The Navajo Nation is the largest tribal nation in the United States, with over 300,000 citizens. The Navajo Nation extends into the states of Utah, Arizona and New Mexico, encompassing over 27,000 square miles of unparalleled beauty. Diné Bikéyah, or Navajoland, is larger than 10 of the 50 states in the United States.

The reservation includes more than 14 million acres of trust lands, which are leased for various productive uses, including farming; grazing; oil, gas, and other mineral development; businesses; rights-of-way; timber harvesting; and housing.

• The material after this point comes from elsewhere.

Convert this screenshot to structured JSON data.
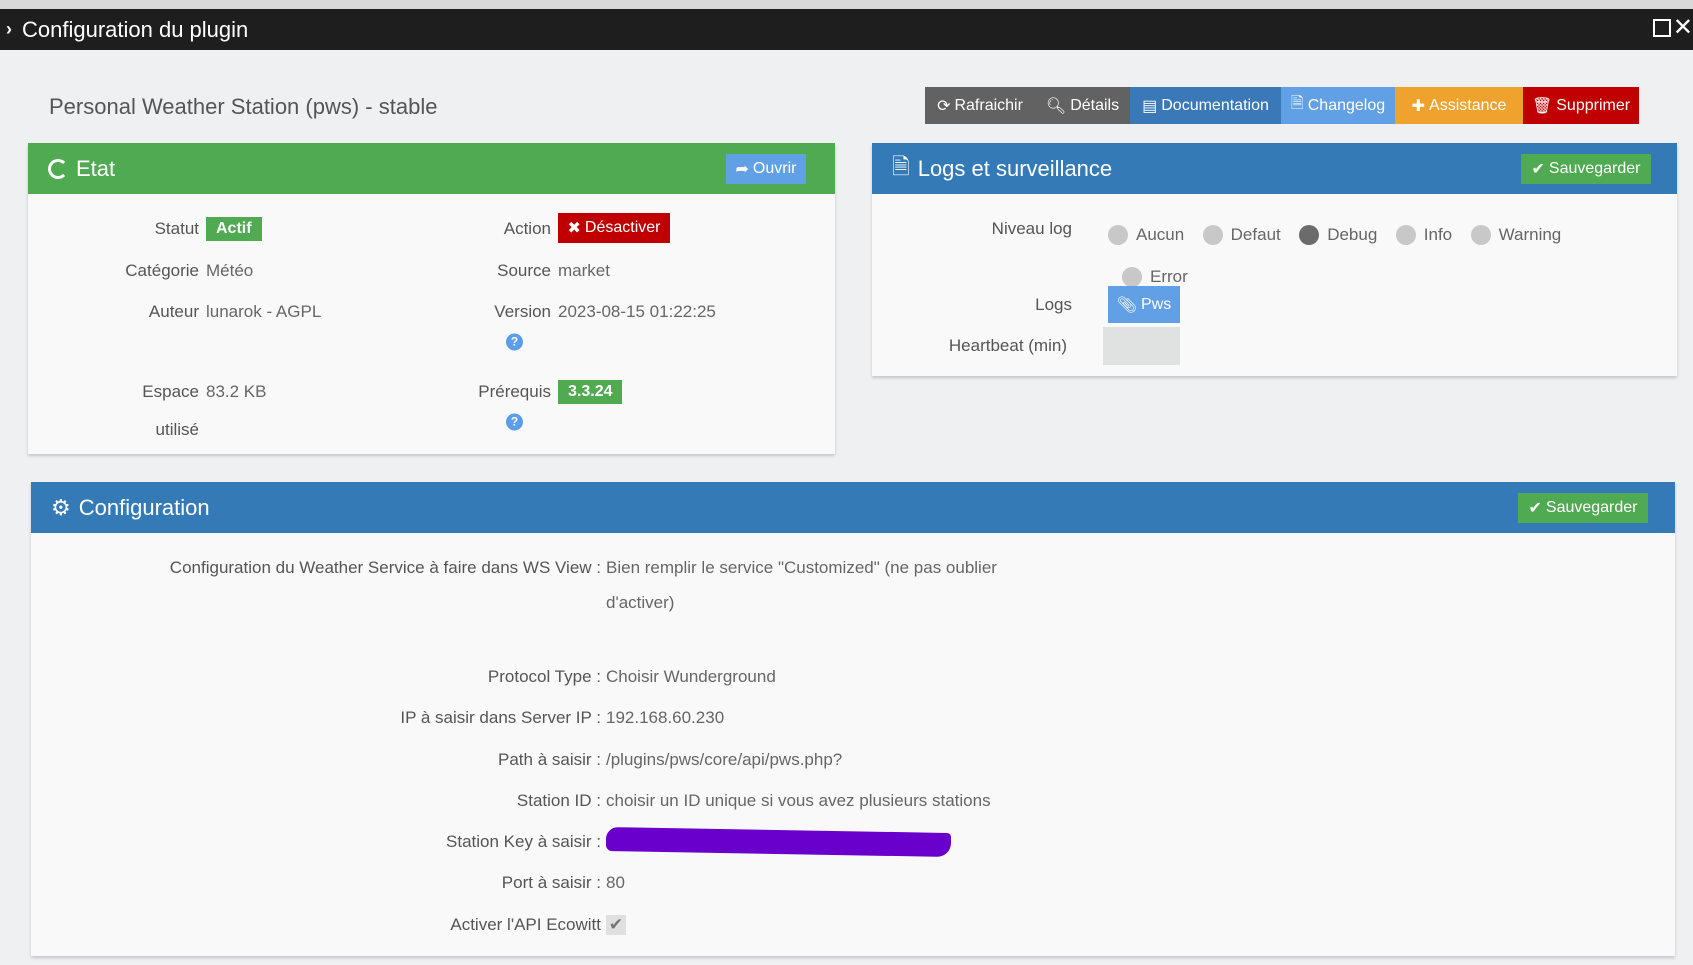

Visitors from around the world are intrigued and mystified when they hear the Navajo language – so, too, were the enemy during World War II. Unknown to many, the Navajo language was used to create a secret code to battle the Japanese. Navajo men were selected to create codes and serve on the front line to overcome and deceive those on the other side of the battlefield. Today, these men are recognized as the famous Navajo Code Talkers, who exemplify the unequaled bravery and patriotism of the Navajo people.

 

 

Upcoming Events

There are no upcoming events at this time. Please check back later.

From the Blog

07/24/2017 - 4:06pm

WASHINGTON—The U.S. Department of the Interior released proposed land into trust regulations including reinstating "the 30-day delay for taking land into trust following a decision by the Secretary or Assistant Secretary."

The abstract reads:

"This rule revises existing regulations governing off-reservation trust acquisitions to establish new items that must be included in an application and threshold criteria that must be met for off-reservation acquisitions before National Environmental Policy Act (NEPA) compliance will be required. The rule will also reinstate the 30-day delay for taking land into trust following a decision by the Secretary or Assistant Secretary."

05/25/2017 - 9:45am

Acting Assistant Secretary for Indian Affairs, Michael S. Black, invites Tribal leaders to attend one of the listed listening sessions to provide input on improving "efficiency, effectiveness, and accountability" at the Department of the Interior.